Stored items from a collection:
· · · ·

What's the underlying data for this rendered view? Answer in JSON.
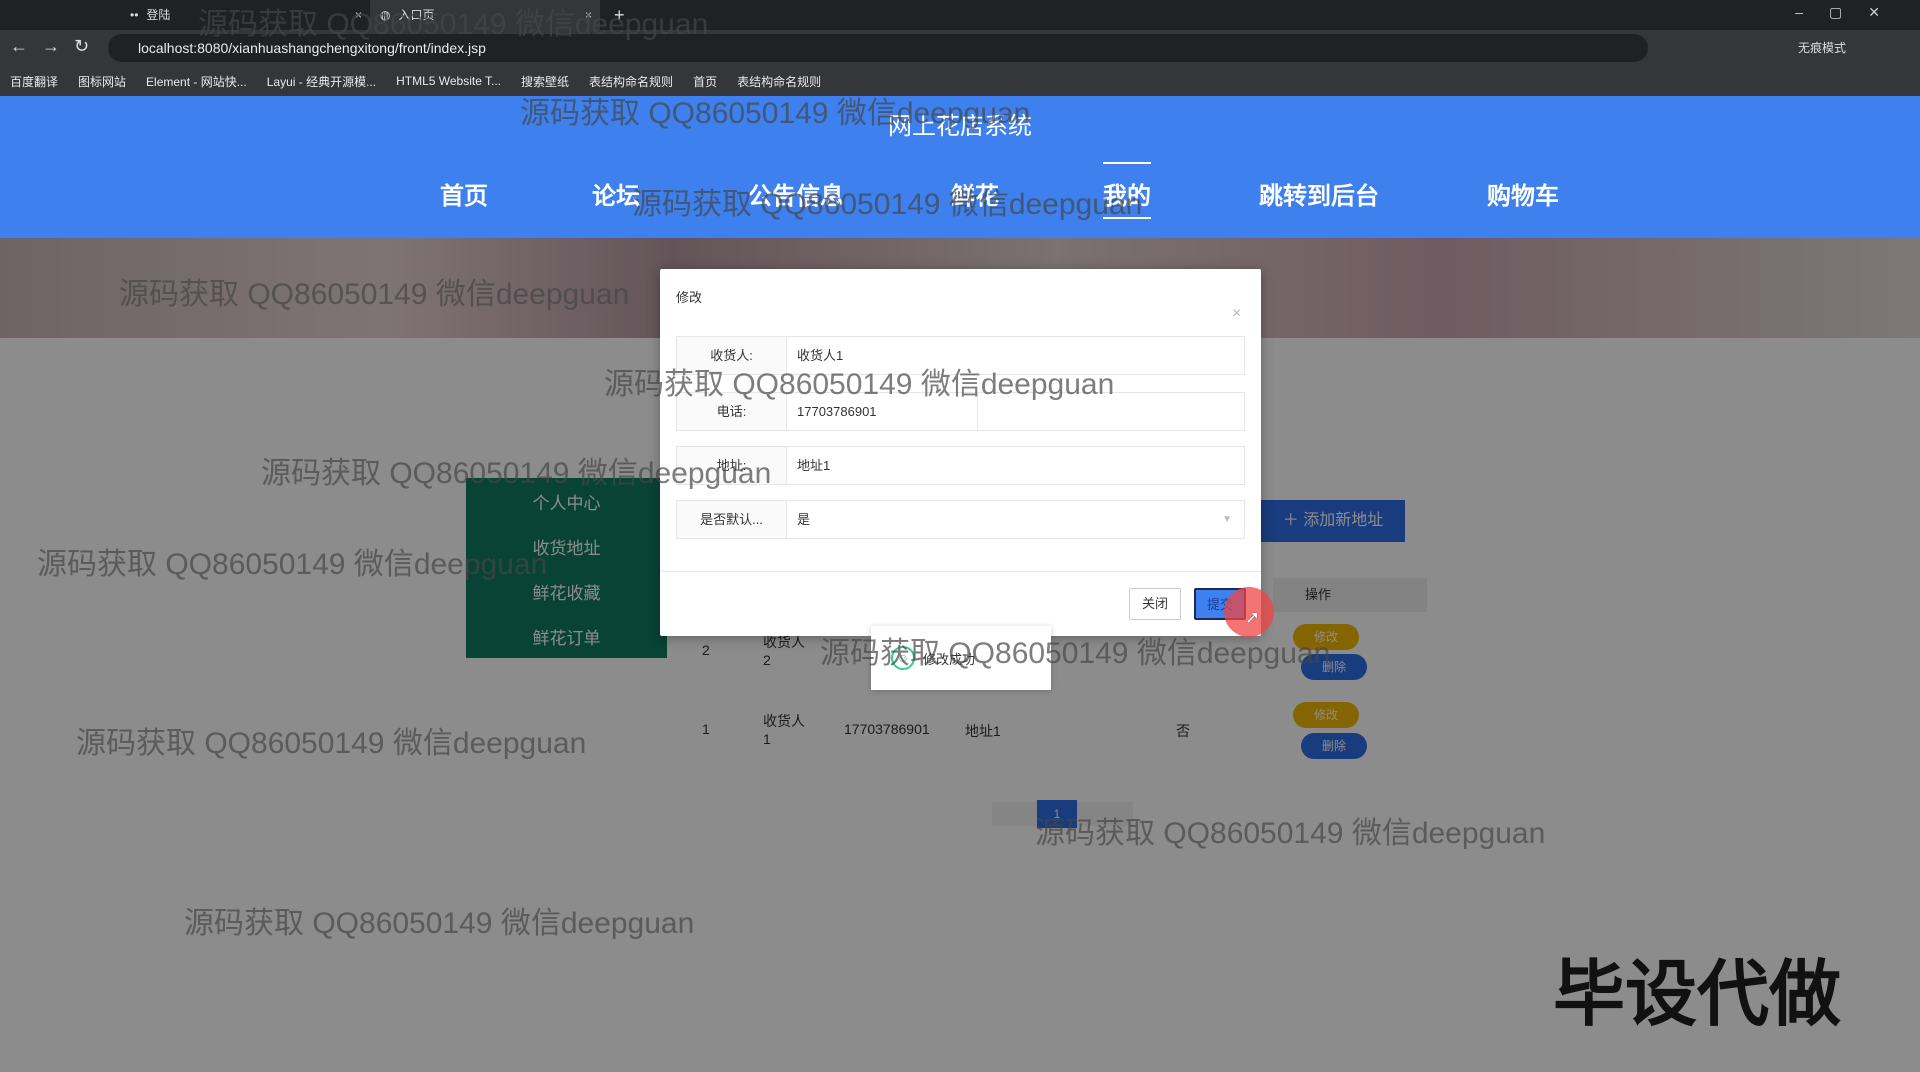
{
  "browser": {
    "tabs": [
      {
        "label": "登陆"
      },
      {
        "label": "入口页"
      }
    ],
    "new_tab": "+",
    "url": "localhost:8080/xianhuashangchengxitong/front/index.jsp",
    "profile": "无痕模式",
    "bookmarks": [
      "百度翻译",
      "图标网站",
      "Element - 网站快...",
      "Layui - 经典开源模...",
      "HTML5 Website T...",
      "搜索壁纸",
      "表结构命名规则",
      "首页",
      "表结构命名规则"
    ]
  },
  "header": {
    "title": "网上花店系统",
    "nav": [
      "首页",
      "论坛",
      "公告信息",
      "鲜花",
      "我的",
      "跳转到后台",
      "购物车"
    ],
    "active": "我的"
  },
  "sidebar": [
    "个人中心",
    "收货地址",
    "鲜花收藏",
    "鲜花订单"
  ],
  "add_button": "添加新地址",
  "table": {
    "header_action": "操作",
    "rows": [
      {
        "no": "2",
        "name": "收货人2",
        "phone": "",
        "address": "",
        "default": "",
        "edit": "修改",
        "delete": "删除"
      },
      {
        "no": "1",
        "name": "收货人1",
        "phone": "17703786901",
        "address": "地址1",
        "default": "否",
        "edit": "修改",
        "delete": "删除"
      }
    ]
  },
  "pager": {
    "current": "1"
  },
  "dialog": {
    "title": "修改",
    "close": "×",
    "fields": [
      {
        "label": "收货人:",
        "value": "收货人1"
      },
      {
        "label": "电话:",
        "value": "17703786901"
      },
      {
        "label": "地址:",
        "value": "地址1"
      },
      {
        "label": "是否默认...",
        "value": "是"
      }
    ],
    "cancel": "关闭",
    "submit": "提交"
  },
  "toast": "修改成功",
  "watermark": "源码获取 QQ86050149 微信deepguan",
  "promo": "毕设代做",
  "colors": {
    "header": "#3d80ee",
    "sidebar": "#0f7a62",
    "primary": "#2e6ee6",
    "edit": "#f2b705"
  }
}
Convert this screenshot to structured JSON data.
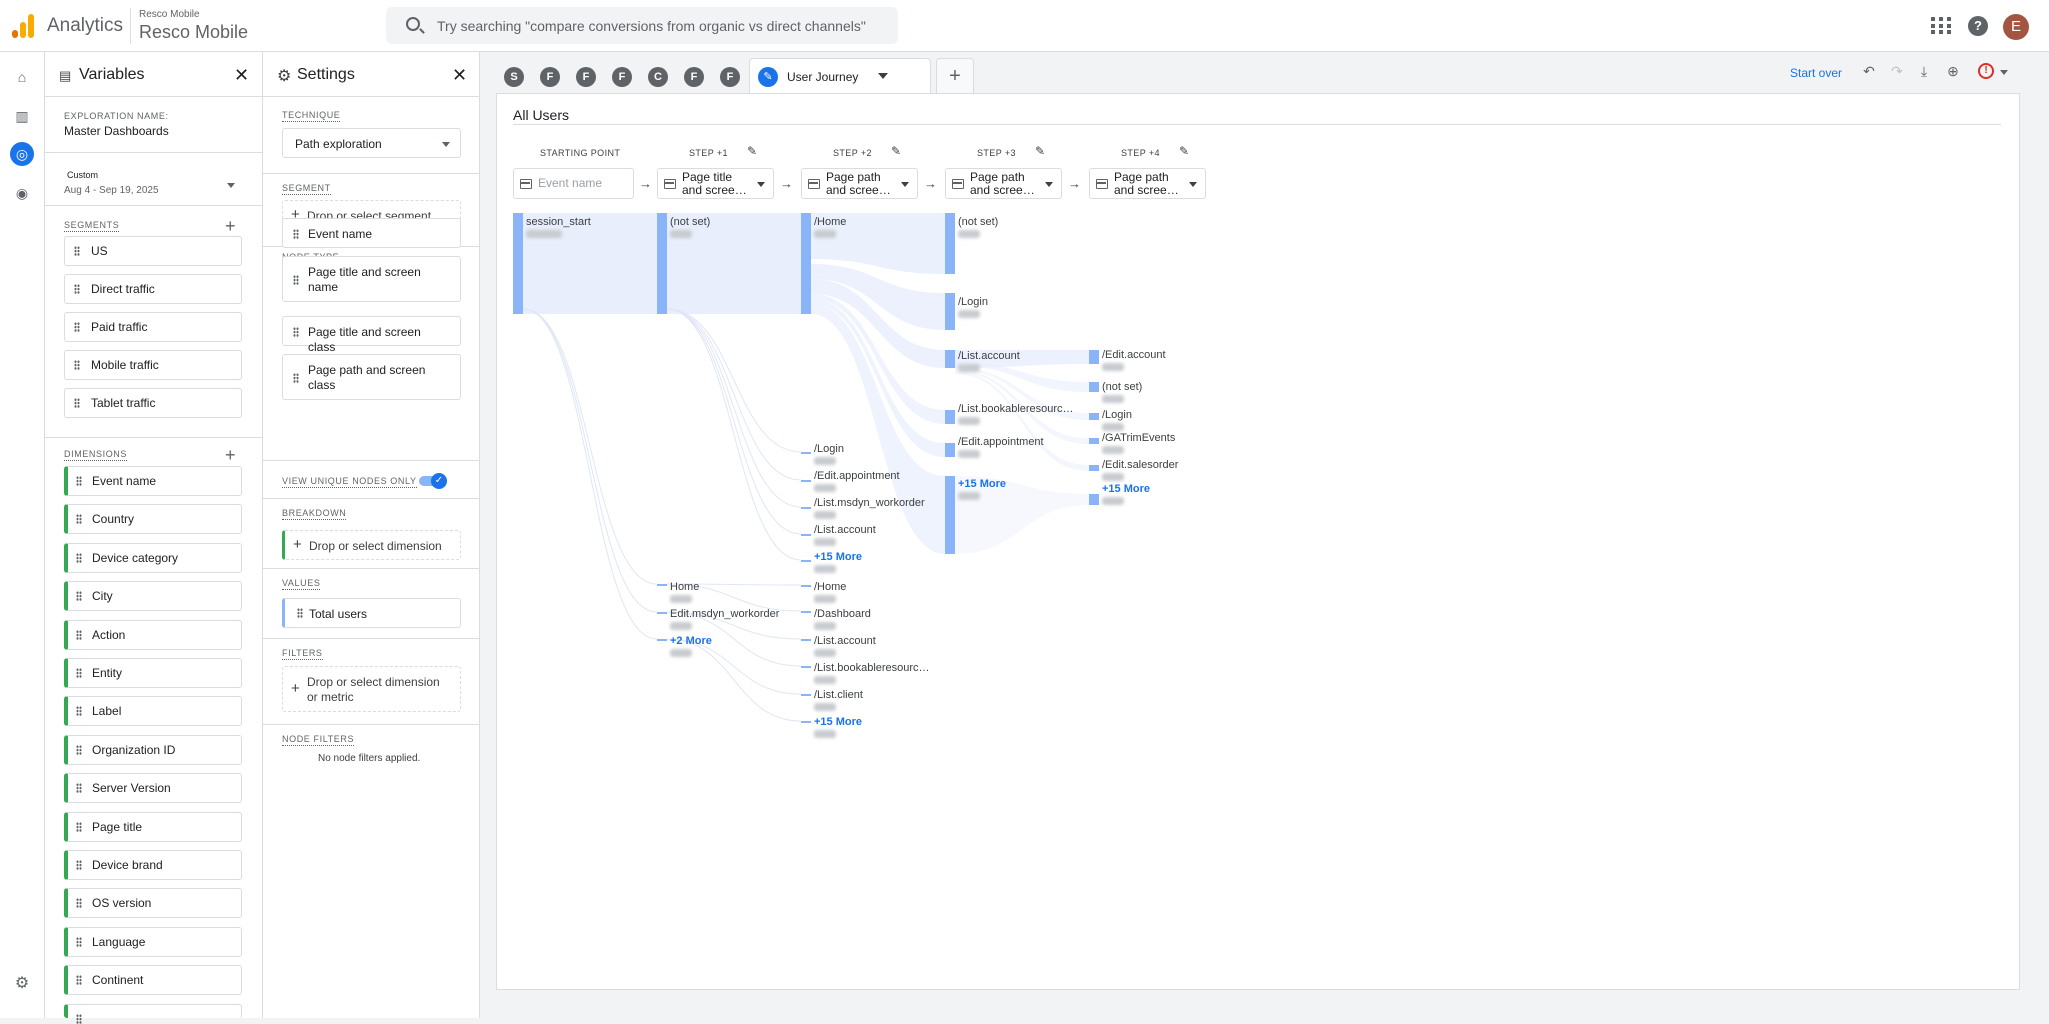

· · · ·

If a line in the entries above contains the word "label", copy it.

SOLUTION TO THE EXERCISE
        "label": "登陆"
        "label": "入口页"
        "label": "收货人:",
        "label": "电话:",
        "label": "地址:",
        "label": "是否默认...",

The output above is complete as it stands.